# The task:
Read through the lines below for the string "false" and copy each one that has it.

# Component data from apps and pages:

*** Block opens ***

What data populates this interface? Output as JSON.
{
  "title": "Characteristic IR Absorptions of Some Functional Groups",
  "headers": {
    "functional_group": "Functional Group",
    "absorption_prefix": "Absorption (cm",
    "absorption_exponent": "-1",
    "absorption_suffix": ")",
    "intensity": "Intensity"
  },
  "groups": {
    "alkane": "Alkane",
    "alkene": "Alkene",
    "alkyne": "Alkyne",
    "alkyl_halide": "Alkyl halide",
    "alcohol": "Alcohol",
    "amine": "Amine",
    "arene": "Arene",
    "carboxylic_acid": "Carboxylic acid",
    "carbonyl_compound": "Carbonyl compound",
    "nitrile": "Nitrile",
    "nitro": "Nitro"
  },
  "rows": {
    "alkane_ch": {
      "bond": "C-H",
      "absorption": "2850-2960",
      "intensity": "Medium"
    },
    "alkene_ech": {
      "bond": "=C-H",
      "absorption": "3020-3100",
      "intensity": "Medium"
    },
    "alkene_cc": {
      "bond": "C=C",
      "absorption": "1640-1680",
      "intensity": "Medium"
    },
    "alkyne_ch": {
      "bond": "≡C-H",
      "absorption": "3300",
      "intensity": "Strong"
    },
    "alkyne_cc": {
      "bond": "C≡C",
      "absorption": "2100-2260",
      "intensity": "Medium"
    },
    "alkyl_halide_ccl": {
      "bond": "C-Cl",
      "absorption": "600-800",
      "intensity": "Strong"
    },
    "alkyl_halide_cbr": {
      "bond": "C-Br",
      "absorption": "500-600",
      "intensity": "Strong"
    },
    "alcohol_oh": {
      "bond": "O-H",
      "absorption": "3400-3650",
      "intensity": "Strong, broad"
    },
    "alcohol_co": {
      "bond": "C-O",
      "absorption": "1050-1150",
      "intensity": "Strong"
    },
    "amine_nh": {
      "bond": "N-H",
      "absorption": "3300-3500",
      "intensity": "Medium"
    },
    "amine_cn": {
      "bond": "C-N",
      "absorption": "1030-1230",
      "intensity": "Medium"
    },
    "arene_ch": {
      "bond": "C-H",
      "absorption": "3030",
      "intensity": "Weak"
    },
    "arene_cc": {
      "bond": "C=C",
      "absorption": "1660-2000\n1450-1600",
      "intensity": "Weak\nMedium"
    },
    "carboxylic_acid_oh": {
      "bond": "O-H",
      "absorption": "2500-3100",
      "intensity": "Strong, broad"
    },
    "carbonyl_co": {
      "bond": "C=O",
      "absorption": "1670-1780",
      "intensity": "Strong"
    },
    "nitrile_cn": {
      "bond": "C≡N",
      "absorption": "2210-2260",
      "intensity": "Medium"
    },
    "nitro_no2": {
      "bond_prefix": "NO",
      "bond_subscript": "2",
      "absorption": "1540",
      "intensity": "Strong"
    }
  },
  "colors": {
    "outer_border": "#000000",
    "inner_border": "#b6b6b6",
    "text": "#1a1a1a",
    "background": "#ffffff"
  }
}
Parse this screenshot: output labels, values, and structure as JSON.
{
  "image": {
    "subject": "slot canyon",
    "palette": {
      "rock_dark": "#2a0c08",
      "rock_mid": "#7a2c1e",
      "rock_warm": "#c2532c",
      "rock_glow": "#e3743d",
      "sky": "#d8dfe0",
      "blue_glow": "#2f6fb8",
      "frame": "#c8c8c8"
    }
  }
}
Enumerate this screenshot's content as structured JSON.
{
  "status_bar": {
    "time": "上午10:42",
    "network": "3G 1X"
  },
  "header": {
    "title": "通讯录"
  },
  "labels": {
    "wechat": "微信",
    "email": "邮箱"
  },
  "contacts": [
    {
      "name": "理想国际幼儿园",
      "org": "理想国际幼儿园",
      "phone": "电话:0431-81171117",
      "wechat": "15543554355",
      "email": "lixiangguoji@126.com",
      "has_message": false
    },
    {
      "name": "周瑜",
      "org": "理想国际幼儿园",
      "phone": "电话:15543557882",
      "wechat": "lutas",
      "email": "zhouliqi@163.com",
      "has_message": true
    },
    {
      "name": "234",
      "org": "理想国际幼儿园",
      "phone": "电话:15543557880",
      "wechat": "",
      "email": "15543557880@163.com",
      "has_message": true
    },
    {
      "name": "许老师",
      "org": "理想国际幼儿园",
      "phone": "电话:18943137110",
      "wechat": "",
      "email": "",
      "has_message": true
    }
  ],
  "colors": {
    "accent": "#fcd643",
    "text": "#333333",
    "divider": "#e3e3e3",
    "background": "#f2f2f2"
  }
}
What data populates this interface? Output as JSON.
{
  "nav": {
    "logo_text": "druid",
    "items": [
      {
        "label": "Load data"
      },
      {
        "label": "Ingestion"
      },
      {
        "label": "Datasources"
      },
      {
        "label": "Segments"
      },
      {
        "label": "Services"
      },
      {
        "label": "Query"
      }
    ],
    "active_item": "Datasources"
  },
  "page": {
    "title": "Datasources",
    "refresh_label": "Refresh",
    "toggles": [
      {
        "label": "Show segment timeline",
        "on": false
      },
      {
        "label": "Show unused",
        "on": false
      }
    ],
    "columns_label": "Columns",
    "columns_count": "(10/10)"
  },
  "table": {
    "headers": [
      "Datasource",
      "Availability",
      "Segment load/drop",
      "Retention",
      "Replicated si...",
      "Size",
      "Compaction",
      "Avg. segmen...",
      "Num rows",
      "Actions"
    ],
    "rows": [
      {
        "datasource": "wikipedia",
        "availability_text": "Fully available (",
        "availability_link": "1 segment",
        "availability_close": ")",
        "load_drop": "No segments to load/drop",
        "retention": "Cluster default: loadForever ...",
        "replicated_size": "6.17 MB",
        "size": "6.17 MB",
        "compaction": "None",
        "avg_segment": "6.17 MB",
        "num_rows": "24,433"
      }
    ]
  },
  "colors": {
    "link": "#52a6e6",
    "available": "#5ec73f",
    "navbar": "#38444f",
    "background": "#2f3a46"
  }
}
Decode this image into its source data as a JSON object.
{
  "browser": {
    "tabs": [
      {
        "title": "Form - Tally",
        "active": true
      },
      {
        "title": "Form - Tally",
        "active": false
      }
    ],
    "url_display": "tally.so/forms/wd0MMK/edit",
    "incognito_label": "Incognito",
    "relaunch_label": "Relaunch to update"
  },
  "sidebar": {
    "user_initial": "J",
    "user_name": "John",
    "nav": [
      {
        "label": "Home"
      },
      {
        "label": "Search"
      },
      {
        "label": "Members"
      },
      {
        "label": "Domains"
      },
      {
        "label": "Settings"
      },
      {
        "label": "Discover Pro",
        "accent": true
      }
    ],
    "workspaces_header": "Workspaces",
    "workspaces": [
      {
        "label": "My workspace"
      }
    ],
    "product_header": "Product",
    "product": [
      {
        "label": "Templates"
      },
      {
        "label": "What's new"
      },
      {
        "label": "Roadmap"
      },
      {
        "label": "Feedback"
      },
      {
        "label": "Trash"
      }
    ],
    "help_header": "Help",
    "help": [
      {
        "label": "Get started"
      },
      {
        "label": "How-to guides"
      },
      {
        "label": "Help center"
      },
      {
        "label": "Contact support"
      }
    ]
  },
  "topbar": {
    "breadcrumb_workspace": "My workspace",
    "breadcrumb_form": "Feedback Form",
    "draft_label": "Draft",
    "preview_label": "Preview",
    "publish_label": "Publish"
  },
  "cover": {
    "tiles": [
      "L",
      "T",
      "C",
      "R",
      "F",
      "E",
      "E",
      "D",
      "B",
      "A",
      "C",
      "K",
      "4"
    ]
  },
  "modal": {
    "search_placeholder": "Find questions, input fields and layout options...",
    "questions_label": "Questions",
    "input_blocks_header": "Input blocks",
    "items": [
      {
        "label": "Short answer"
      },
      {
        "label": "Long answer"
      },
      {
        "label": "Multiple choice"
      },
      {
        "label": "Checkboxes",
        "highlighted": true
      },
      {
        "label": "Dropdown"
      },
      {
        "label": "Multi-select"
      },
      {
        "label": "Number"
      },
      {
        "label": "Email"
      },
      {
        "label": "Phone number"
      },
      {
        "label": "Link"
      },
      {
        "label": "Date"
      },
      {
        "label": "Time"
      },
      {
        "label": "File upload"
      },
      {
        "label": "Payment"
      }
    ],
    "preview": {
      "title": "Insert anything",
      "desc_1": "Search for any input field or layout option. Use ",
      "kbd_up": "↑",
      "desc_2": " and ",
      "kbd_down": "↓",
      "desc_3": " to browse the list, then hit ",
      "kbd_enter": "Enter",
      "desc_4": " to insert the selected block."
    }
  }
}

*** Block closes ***

# Answer space:
      "has_message": false
        "on": false
        "on": false
        "active": false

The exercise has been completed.